◆ **Directions for this task**
Look for the word "Access" in the records, and copy each line where it appears.

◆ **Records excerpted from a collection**
*** Begin section ***
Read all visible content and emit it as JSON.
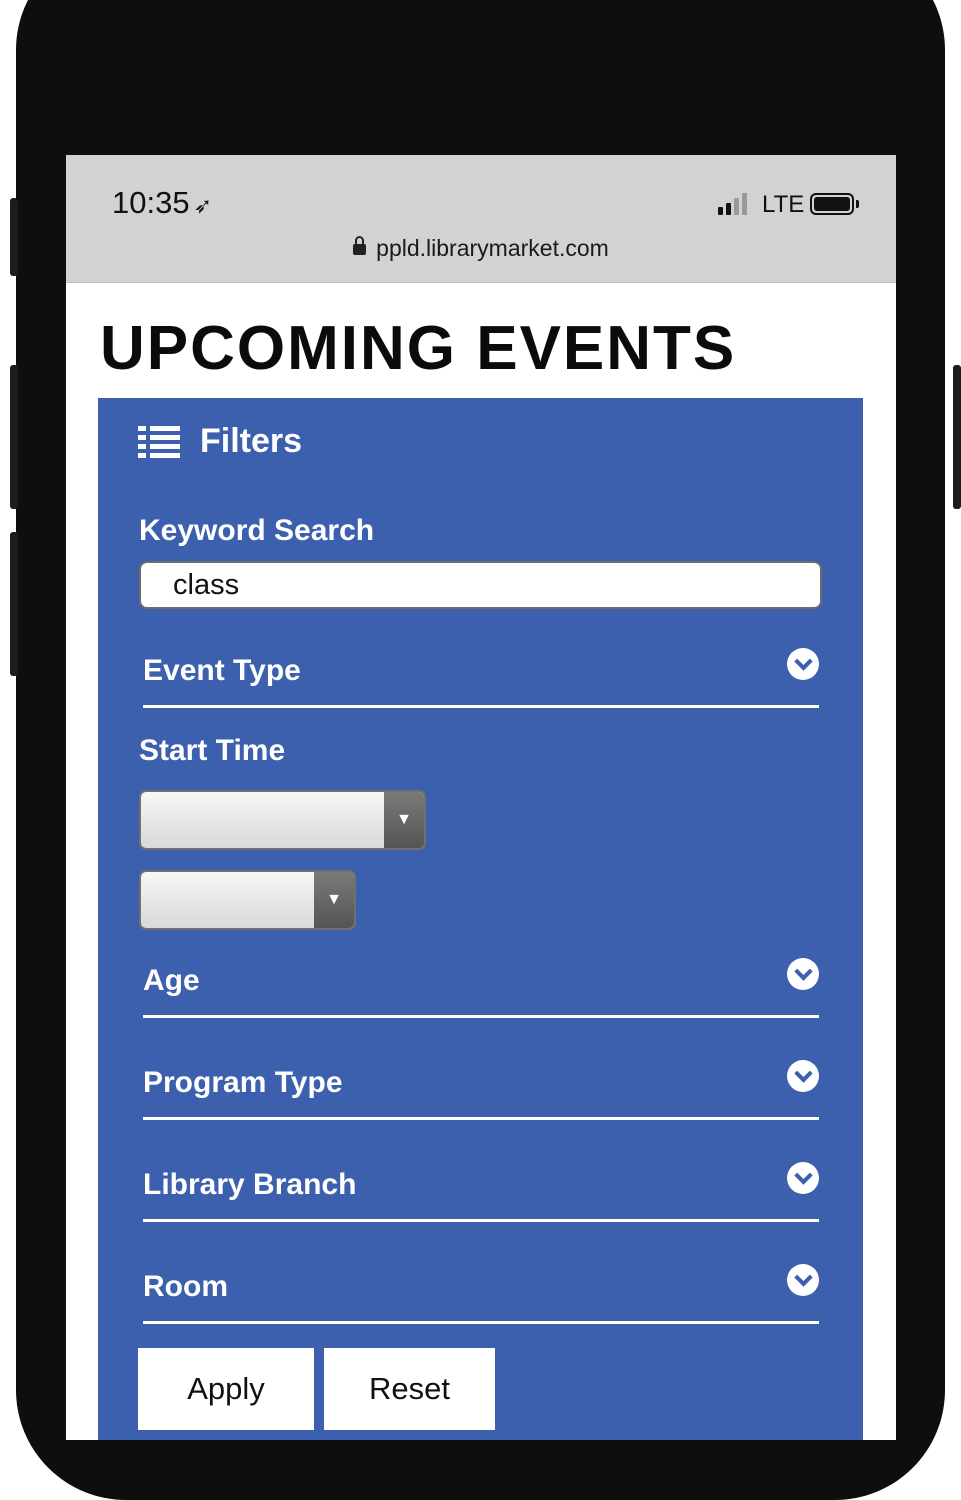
{
  "status_bar": {
    "time": "10:35",
    "location_icon": "location-arrow-icon",
    "network": "LTE",
    "url": "ppld.librarymarket.com"
  },
  "page": {
    "title": "UPCOMING EVENTS"
  },
  "filters": {
    "title": "Filters",
    "icon": "list-icon",
    "keyword_label": "Keyword Search",
    "keyword_value": "class",
    "event_type_label": "Event Type",
    "start_time_label": "Start Time",
    "age_label": "Age",
    "program_type_label": "Program Type",
    "library_branch_label": "Library Branch",
    "room_label": "Room",
    "apply_label": "Apply",
    "reset_label": "Reset",
    "accent_color": "#3c5fae"
  }
}
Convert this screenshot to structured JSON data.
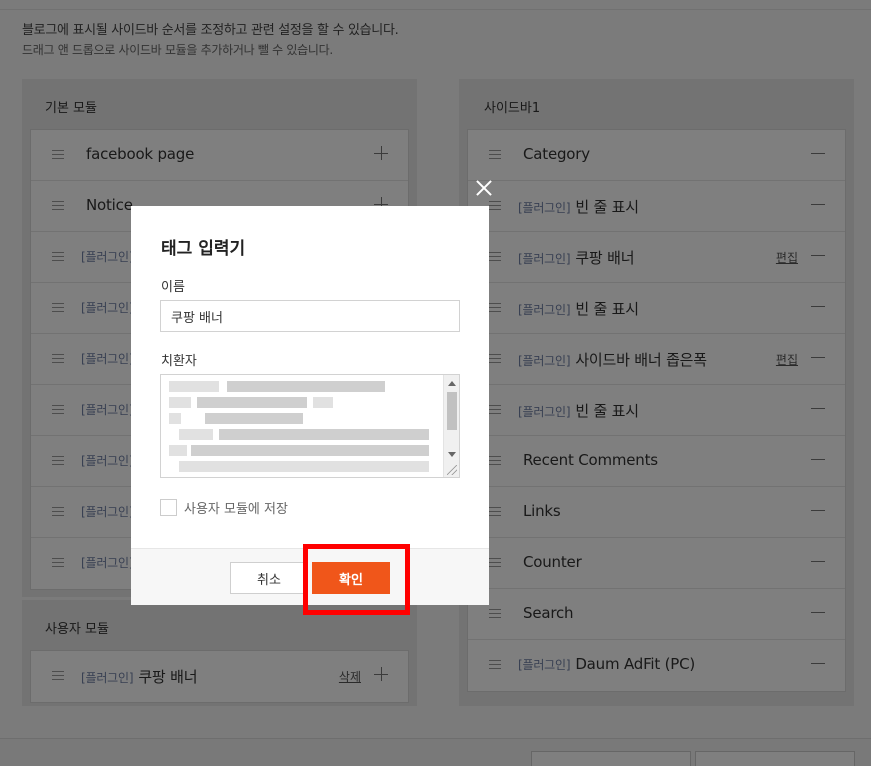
{
  "description": {
    "line1": "블로그에 표시될 사이드바 순서를 조정하고 관련 설정을 할 수 있습니다.",
    "line2": "드래그 앤 드롭으로 사이드바 모듈을 추가하거나 뺄 수 있습니다."
  },
  "basic_modules": {
    "title": "기본 모듈",
    "items": [
      {
        "label": "facebook page",
        "plugin": ""
      },
      {
        "label": "Notice",
        "plugin": ""
      },
      {
        "label": "",
        "plugin": "[플러그인]"
      },
      {
        "label": "",
        "plugin": "[플러그인]"
      },
      {
        "label": "",
        "plugin": "[플러그인]"
      },
      {
        "label": "",
        "plugin": "[플러그인]"
      },
      {
        "label": "",
        "plugin": "[플러그인]"
      },
      {
        "label": "",
        "plugin": "[플러그인]"
      },
      {
        "label": "",
        "plugin": "[플러그인]"
      }
    ]
  },
  "user_modules": {
    "title": "사용자 모듈",
    "items": [
      {
        "plugin": "[플러그인]",
        "label": "쿠팡 배너",
        "delete_label": "삭제"
      }
    ]
  },
  "sidebar1": {
    "title": "사이드바1",
    "items": [
      {
        "plugin": "",
        "label": "Category",
        "edit": ""
      },
      {
        "plugin": "[플러그인]",
        "label": "빈 줄 표시",
        "edit": ""
      },
      {
        "plugin": "[플러그인]",
        "label": "쿠팡 배너",
        "edit": "편집"
      },
      {
        "plugin": "[플러그인]",
        "label": "빈 줄 표시",
        "edit": ""
      },
      {
        "plugin": "[플러그인]",
        "label": "사이드바 배너 좁은폭",
        "edit": "편집"
      },
      {
        "plugin": "[플러그인]",
        "label": "빈 줄 표시",
        "edit": ""
      },
      {
        "plugin": "",
        "label": "Recent Comments",
        "edit": ""
      },
      {
        "plugin": "",
        "label": "Links",
        "edit": ""
      },
      {
        "plugin": "",
        "label": "Counter",
        "edit": ""
      },
      {
        "plugin": "",
        "label": "Search",
        "edit": ""
      },
      {
        "plugin": "[플러그인]",
        "label": "Daum AdFit (PC)",
        "edit": ""
      }
    ]
  },
  "modal": {
    "title": "태그 입력기",
    "name_label": "이름",
    "name_value": "쿠팡 배너",
    "code_label": "치환자",
    "save_checkbox_label": "사용자 모듈에 저장",
    "cancel_label": "취소",
    "confirm_label": "확인"
  },
  "colors": {
    "accent": "#f0561a",
    "highlight": "#ff0000",
    "plugin_tag": "#6f7fa4"
  }
}
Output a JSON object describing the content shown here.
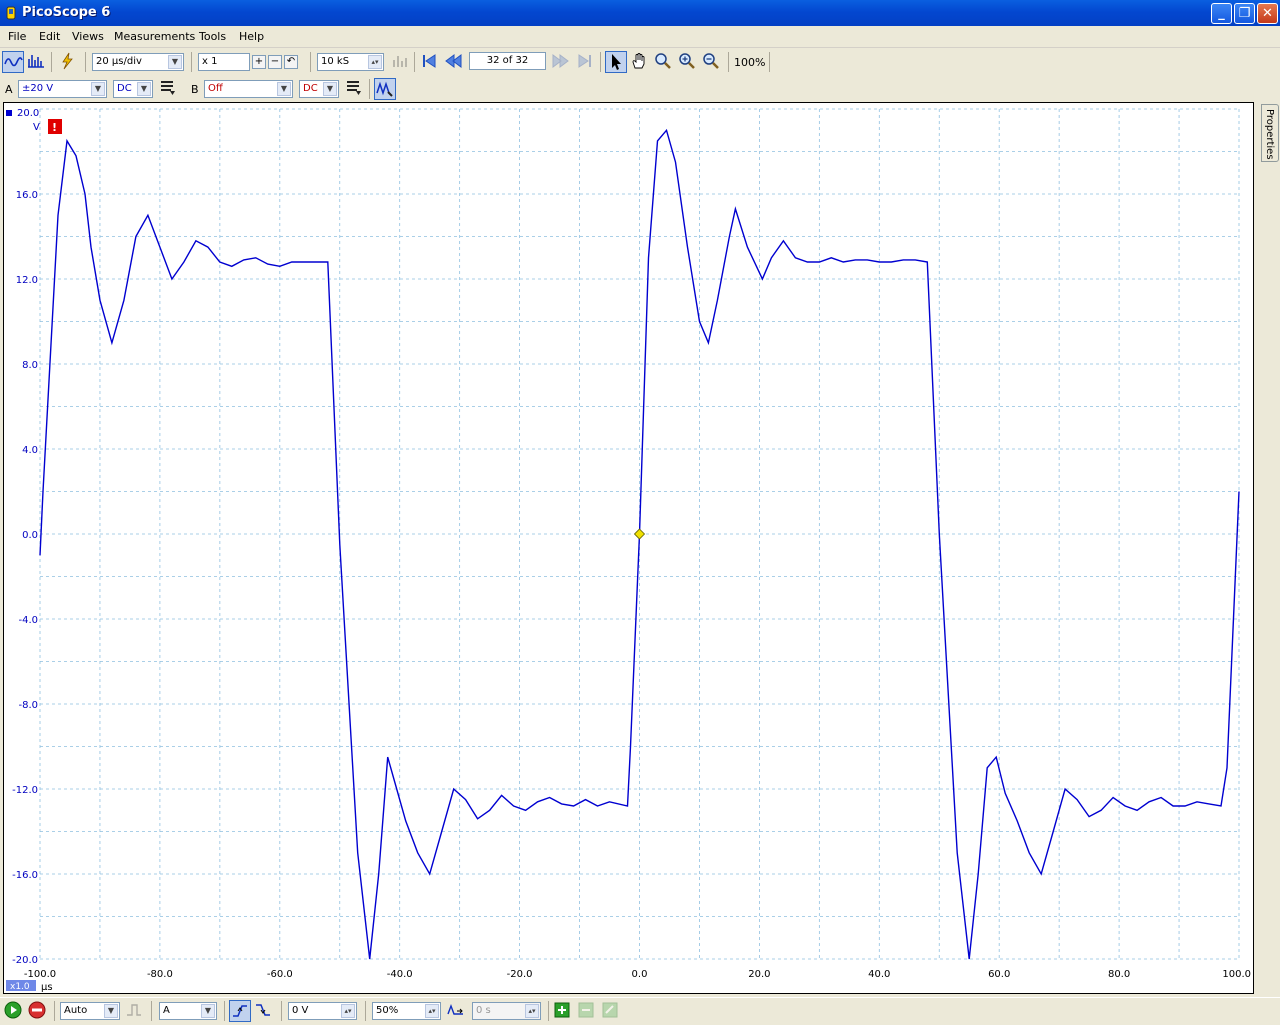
{
  "window": {
    "title": "PicoScope 6"
  },
  "menu": [
    "File",
    "Edit",
    "Views",
    "Measurements",
    "Tools",
    "Help"
  ],
  "toolbar": {
    "timebase": "20 µs/div",
    "zoom_factor": "x 1",
    "samples": "10 kS",
    "buffer_position": "32 of 32",
    "zoom_percent": "100%"
  },
  "channels": {
    "a": {
      "label": "A",
      "range": "±20 V",
      "coupling": "DC"
    },
    "b": {
      "label": "B",
      "range": "Off",
      "coupling": "DC"
    }
  },
  "scope": {
    "y_unit": "V",
    "x_unit": "µs",
    "x_scale_badge": "x1.0",
    "y_top_label": "20.0",
    "y_ticks": [
      "16.0",
      "12.0",
      "8.0",
      "4.0",
      "0.0",
      "-4.0",
      "-8.0",
      "-12.0",
      "-16.0",
      "-20.0"
    ],
    "x_ticks": [
      "-100.0",
      "-80.0",
      "-60.0",
      "-40.0",
      "-20.0",
      "0.0",
      "20.0",
      "40.0",
      "60.0",
      "80.0",
      "100.0"
    ],
    "trace_color": "#0000d0",
    "grid_color": "#8fc0e0",
    "trigger_marker_color": "#f0e000",
    "warning_color": "#e00000"
  },
  "chart_data": {
    "type": "line",
    "xlabel": "µs",
    "ylabel": "V",
    "xlim": [
      -100,
      100
    ],
    "ylim": [
      -20,
      20
    ],
    "grid": true,
    "series": [
      {
        "x": [
          -100,
          -99.5,
          -97,
          -95.5,
          -94,
          -92.5,
          -91.5,
          -90,
          -88,
          -86,
          -84,
          -82,
          -80,
          -78,
          -76,
          -74,
          -72,
          -70,
          -68,
          -66,
          -64,
          -62,
          -60,
          -58,
          -52,
          -50,
          -47,
          -45,
          -43.5,
          -42,
          -40.5,
          -39,
          -37,
          -35,
          -33,
          -31,
          -29,
          -27,
          -25,
          -23,
          -21,
          -19,
          -17,
          -15,
          -13,
          -11,
          -9,
          -7,
          -5,
          -2,
          -1.5,
          0,
          1.5,
          3,
          4.5,
          6,
          8,
          10,
          11.5,
          13,
          15,
          16,
          18,
          20.5,
          22,
          24,
          26,
          28,
          30,
          32,
          34,
          36,
          38,
          40,
          42,
          44,
          46,
          48,
          50,
          53,
          55,
          56.5,
          58,
          59.5,
          61,
          63,
          65,
          67,
          69,
          71,
          73,
          75,
          77,
          79,
          81,
          83,
          85,
          87,
          89,
          91,
          93,
          95,
          97,
          98,
          100
        ],
        "y": [
          -1,
          2,
          15,
          18.5,
          17.8,
          16,
          13.5,
          11,
          9,
          11,
          14,
          15,
          13.5,
          12,
          12.8,
          13.8,
          13.5,
          12.8,
          12.6,
          12.9,
          13,
          12.7,
          12.6,
          12.8,
          12.8,
          -0.5,
          -15,
          -20,
          -16,
          -10.5,
          -12,
          -13.5,
          -15,
          -16,
          -14,
          -12,
          -12.5,
          -13.4,
          -13,
          -12.3,
          -12.8,
          -13,
          -12.6,
          -12.4,
          -12.7,
          -12.8,
          -12.5,
          -12.8,
          -12.6,
          -12.8,
          -10,
          0,
          13,
          18.5,
          19,
          17.5,
          13.5,
          10,
          9,
          11,
          14,
          15.3,
          13.5,
          12,
          13,
          13.8,
          13,
          12.8,
          12.8,
          13,
          12.8,
          12.9,
          12.9,
          12.8,
          12.8,
          12.9,
          12.9,
          12.8,
          0,
          -15,
          -20,
          -16,
          -11,
          -10.5,
          -12.2,
          -13.5,
          -15,
          -16,
          -14,
          -12,
          -12.5,
          -13.3,
          -13,
          -12.4,
          -12.8,
          -13,
          -12.6,
          -12.4,
          -12.8,
          -12.8,
          -12.6,
          -12.7,
          -12.8,
          -11,
          2
        ]
      }
    ]
  }
}
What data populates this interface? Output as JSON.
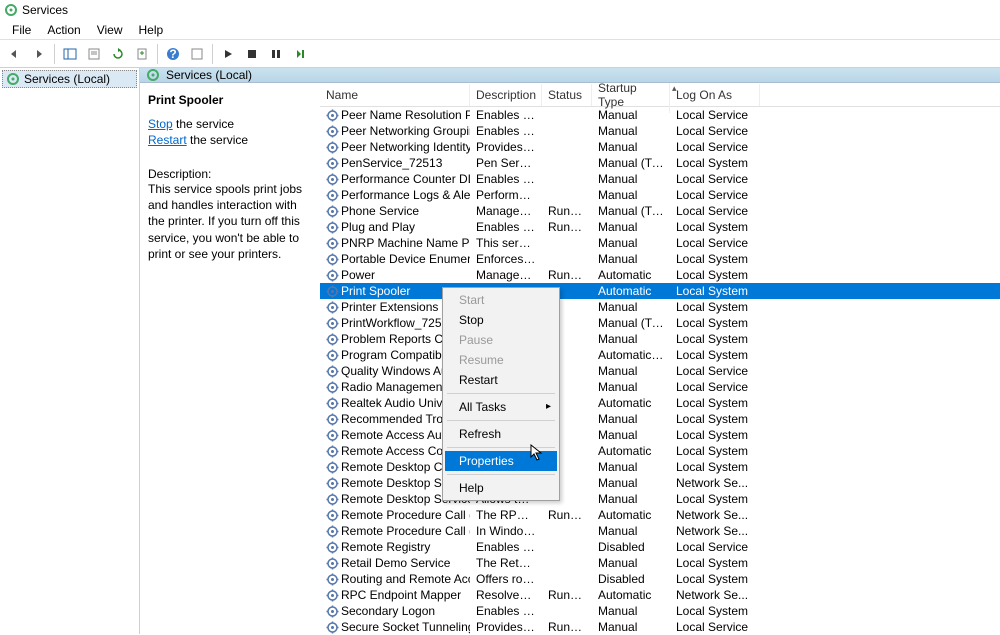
{
  "window": {
    "title": "Services"
  },
  "menu": {
    "file": "File",
    "action": "Action",
    "view": "View",
    "help": "Help"
  },
  "tree": {
    "root": "Services (Local)"
  },
  "header": {
    "label": "Services (Local)"
  },
  "detail": {
    "name": "Print Spooler",
    "stop_link": "Stop",
    "stop_rest": " the service",
    "restart_link": "Restart",
    "restart_rest": " the service",
    "desc_label": "Description:",
    "desc_text": "This service spools print jobs and handles interaction with the printer. If you turn off this service, you won't be able to print or see your printers."
  },
  "columns": {
    "name": "Name",
    "description": "Description",
    "status": "Status",
    "startup": "Startup Type",
    "logon": "Log On As"
  },
  "context": {
    "start": "Start",
    "stop": "Stop",
    "pause": "Pause",
    "resume": "Resume",
    "restart": "Restart",
    "alltasks": "All Tasks",
    "refresh": "Refresh",
    "properties": "Properties",
    "help": "Help"
  },
  "services": [
    {
      "name": "Peer Name Resolution Proto...",
      "desc": "Enables serv...",
      "status": "",
      "startup": "Manual",
      "logon": "Local Service"
    },
    {
      "name": "Peer Networking Grouping",
      "desc": "Enables mul...",
      "status": "",
      "startup": "Manual",
      "logon": "Local Service"
    },
    {
      "name": "Peer Networking Identity M...",
      "desc": "Provides ide...",
      "status": "",
      "startup": "Manual",
      "logon": "Local Service"
    },
    {
      "name": "PenService_72513",
      "desc": "Pen Service",
      "status": "",
      "startup": "Manual (Trigg...",
      "logon": "Local System"
    },
    {
      "name": "Performance Counter DLL H...",
      "desc": "Enables rem...",
      "status": "",
      "startup": "Manual",
      "logon": "Local Service"
    },
    {
      "name": "Performance Logs & Alerts",
      "desc": "Performance...",
      "status": "",
      "startup": "Manual",
      "logon": "Local Service"
    },
    {
      "name": "Phone Service",
      "desc": "Manages th...",
      "status": "Running",
      "startup": "Manual (Trigg...",
      "logon": "Local Service"
    },
    {
      "name": "Plug and Play",
      "desc": "Enables a co...",
      "status": "Running",
      "startup": "Manual",
      "logon": "Local System"
    },
    {
      "name": "PNRP Machine Name Public...",
      "desc": "This service ...",
      "status": "",
      "startup": "Manual",
      "logon": "Local Service"
    },
    {
      "name": "Portable Device Enumerator ...",
      "desc": "Enforces gro...",
      "status": "",
      "startup": "Manual",
      "logon": "Local System"
    },
    {
      "name": "Power",
      "desc": "Manages po...",
      "status": "Running",
      "startup": "Automatic",
      "logon": "Local System"
    },
    {
      "name": "Print Spooler",
      "desc": "",
      "status": "",
      "startup": "Automatic",
      "logon": "Local System",
      "selected": true
    },
    {
      "name": "Printer Extensions and Notifi...",
      "desc": "",
      "status": "",
      "startup": "Manual",
      "logon": "Local System"
    },
    {
      "name": "PrintWorkflow_72513",
      "desc": "",
      "status": "",
      "startup": "Manual (Trigg...",
      "logon": "Local System"
    },
    {
      "name": "Problem Reports Control Pa...",
      "desc": "",
      "status": "",
      "startup": "Manual",
      "logon": "Local System"
    },
    {
      "name": "Program Compatibility Assis...",
      "desc": "",
      "status": "",
      "startup": "Automatic (De...",
      "logon": "Local System"
    },
    {
      "name": "Quality Windows Audio Vid...",
      "desc": "",
      "status": "",
      "startup": "Manual",
      "logon": "Local Service"
    },
    {
      "name": "Radio Management Service",
      "desc": "",
      "status": "",
      "startup": "Manual",
      "logon": "Local Service"
    },
    {
      "name": "Realtek Audio Universal Serv...",
      "desc": "",
      "status": "",
      "startup": "Automatic",
      "logon": "Local System"
    },
    {
      "name": "Recommended Troubleshoo...",
      "desc": "",
      "status": "",
      "startup": "Manual",
      "logon": "Local System"
    },
    {
      "name": "Remote Access Auto Connec...",
      "desc": "",
      "status": "",
      "startup": "Manual",
      "logon": "Local System"
    },
    {
      "name": "Remote Access Connection ...",
      "desc": "",
      "status": "",
      "startup": "Automatic",
      "logon": "Local System"
    },
    {
      "name": "Remote Desktop Configurati...",
      "desc": "",
      "status": "",
      "startup": "Manual",
      "logon": "Local System"
    },
    {
      "name": "Remote Desktop Services",
      "desc": "",
      "status": "",
      "startup": "Manual",
      "logon": "Network Se..."
    },
    {
      "name": "Remote Desktop Services Us...",
      "desc": "Allows the re...",
      "status": "",
      "startup": "Manual",
      "logon": "Local System"
    },
    {
      "name": "Remote Procedure Call (RPC)",
      "desc": "The RPCSS s...",
      "status": "Running",
      "startup": "Automatic",
      "logon": "Network Se..."
    },
    {
      "name": "Remote Procedure Call (RPC)...",
      "desc": "In Windows ...",
      "status": "",
      "startup": "Manual",
      "logon": "Network Se..."
    },
    {
      "name": "Remote Registry",
      "desc": "Enables rem...",
      "status": "",
      "startup": "Disabled",
      "logon": "Local Service"
    },
    {
      "name": "Retail Demo Service",
      "desc": "The Retail D...",
      "status": "",
      "startup": "Manual",
      "logon": "Local System"
    },
    {
      "name": "Routing and Remote Access",
      "desc": "Offers routi...",
      "status": "",
      "startup": "Disabled",
      "logon": "Local System"
    },
    {
      "name": "RPC Endpoint Mapper",
      "desc": "Resolves RP...",
      "status": "Running",
      "startup": "Automatic",
      "logon": "Network Se..."
    },
    {
      "name": "Secondary Logon",
      "desc": "Enables start...",
      "status": "",
      "startup": "Manual",
      "logon": "Local System"
    },
    {
      "name": "Secure Socket Tunneling Pro...",
      "desc": "Provides sup...",
      "status": "Running",
      "startup": "Manual",
      "logon": "Local Service"
    }
  ]
}
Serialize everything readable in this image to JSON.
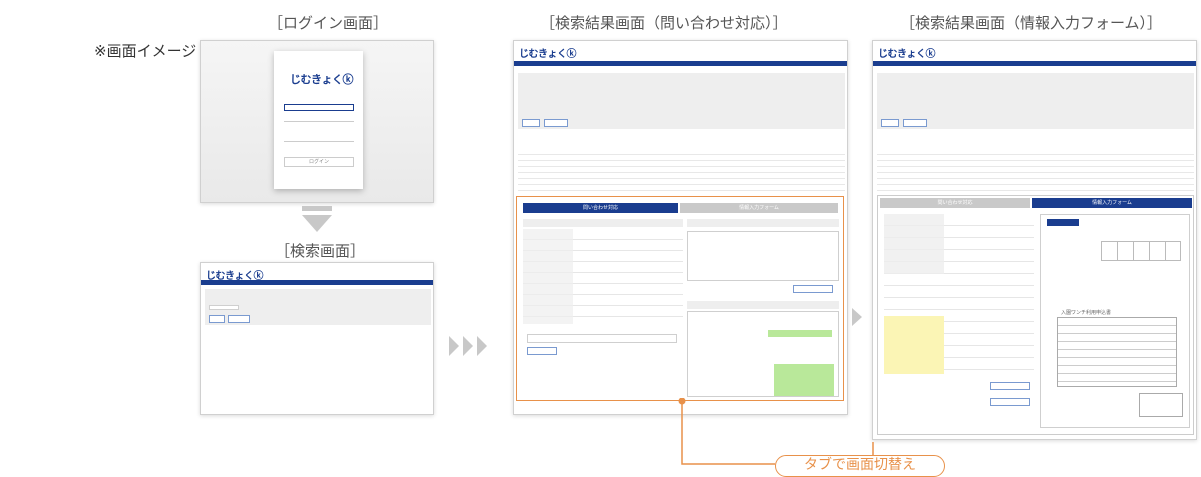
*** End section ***
◆ **Reply to the task**
      "name": "Remote Access Auto Connec...",
      "name": "Remote Access Connection ...",
      "name": "Routing and Remote Access",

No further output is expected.